[Show abstract][Hide abstract] ABSTRACT: Pharmacogenomics is yet to fulfill its promise of manifestly altering clinical medicine. As one example, a predictive test for tardive dyskinesia (TD) (an adverse drug reaction consequent to antipsychotic exposure) could greatly improve the clinical treatment of schizophrenia but human studies are equivocal. A complementary approach is the mouse-then-human design in which a valid mouse model is used to identify susceptibility loci, which are subsequently tested in human samples. We used inbred mouse strains from the Mouse Phenome Project to estimate the heritability of haloperidol-induced activity and orofacial phenotypes. In all, 159 mice from 27 inbred strains were chronically treated with haloperidol (3 mg kg(-1) per day via subdermal slow-release pellets) and monitored for the development of vacuous chewing movements (VCMs; the mouse analog of TD) and other movement phenotypes derived from open-field activity and the inclined screen test. The test battery was assessed at 0, 30, 60, 90 and 120 days in relation to haloperidol exposure. As expected, haloperidol caused marked changes in VCMs, activity in the open field and extrapyramidal symptoms (EPS). Unexpectedly, factor analysis demonstrated that these measures were imprecise assessments of a latent construct rather than discrete constructs. The heritability of a composite phenotype was ∼0.9 after incorporation of the longitudinal nature of the design. Murine VCMs are a face valid animal model of antipsychotic-induced TD, and heritability estimates from this study support the feasibility of mapping of susceptibility loci for VCMs.
The Pharmacogenomics Journal 11/2010; 12(2):147-55. · 5.13 Impact Factor
[Show abstract][Hide abstract] ABSTRACT: A promoter polymorphism in the serotonin transporter gene has been widely studied in neuropsychiatry. We genotyped the 5-HTTLPR/rs25531 triallelic polymorphism in 728 schizophrenia cases from the CATIE study and 724 control subjects. In a logistic regression with case/control status as dependent variable and 7 ancestry-informative principal components as covariates, the effect of 5-HTTLPR/rs25531 composite genotype was not significant (odds ratio = 1.008, 95% CI 0.868-1.172, P = 0.91). In cases only, 5-HTTLPR/rs25531 was not associated with neurocognition (summary neurocognitive index P = 0.21, working memory P = 0.32) or symptomatology (PANSS positive P = 0.67 and negative symptoms P = 0.46). We were unable to identify association of the triallelic 5-HTTLPR with schizophrenia, neurocognition, or core psychotic symptoms even at levels of significance unadjusted for multiple comparisons.

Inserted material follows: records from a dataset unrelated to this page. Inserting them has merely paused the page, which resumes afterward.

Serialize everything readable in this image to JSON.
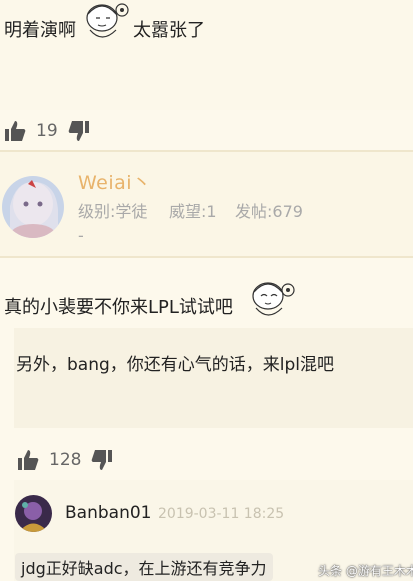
{
  "post1": {
    "text_left": "明着演啊",
    "text_right": "太嚣张了"
  },
  "post1_votes": {
    "up_count": "19"
  },
  "user": {
    "name": "Weiai丶",
    "level": "级别:学徒",
    "prestige": "威望:1",
    "posts": "发帖:679",
    "dash": "-"
  },
  "post2": {
    "text": "真的小裴要不你来LPL试试吧"
  },
  "reply": {
    "text": "另外，bang，你还有心气的话，来lpl混吧"
  },
  "post2_votes": {
    "up_count": "128"
  },
  "comment": {
    "author": "Banban01",
    "time": "2019-03-11 18:25",
    "text": "jdg正好缺adc，在上游还有竞争力"
  },
  "watermark": "头条 @游有王木木"
}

American Journal of Medical Genetics Part B Neuropsychiatric Genetics 03/2010; 153B(5):1115-7. · 3.23 Impact Factor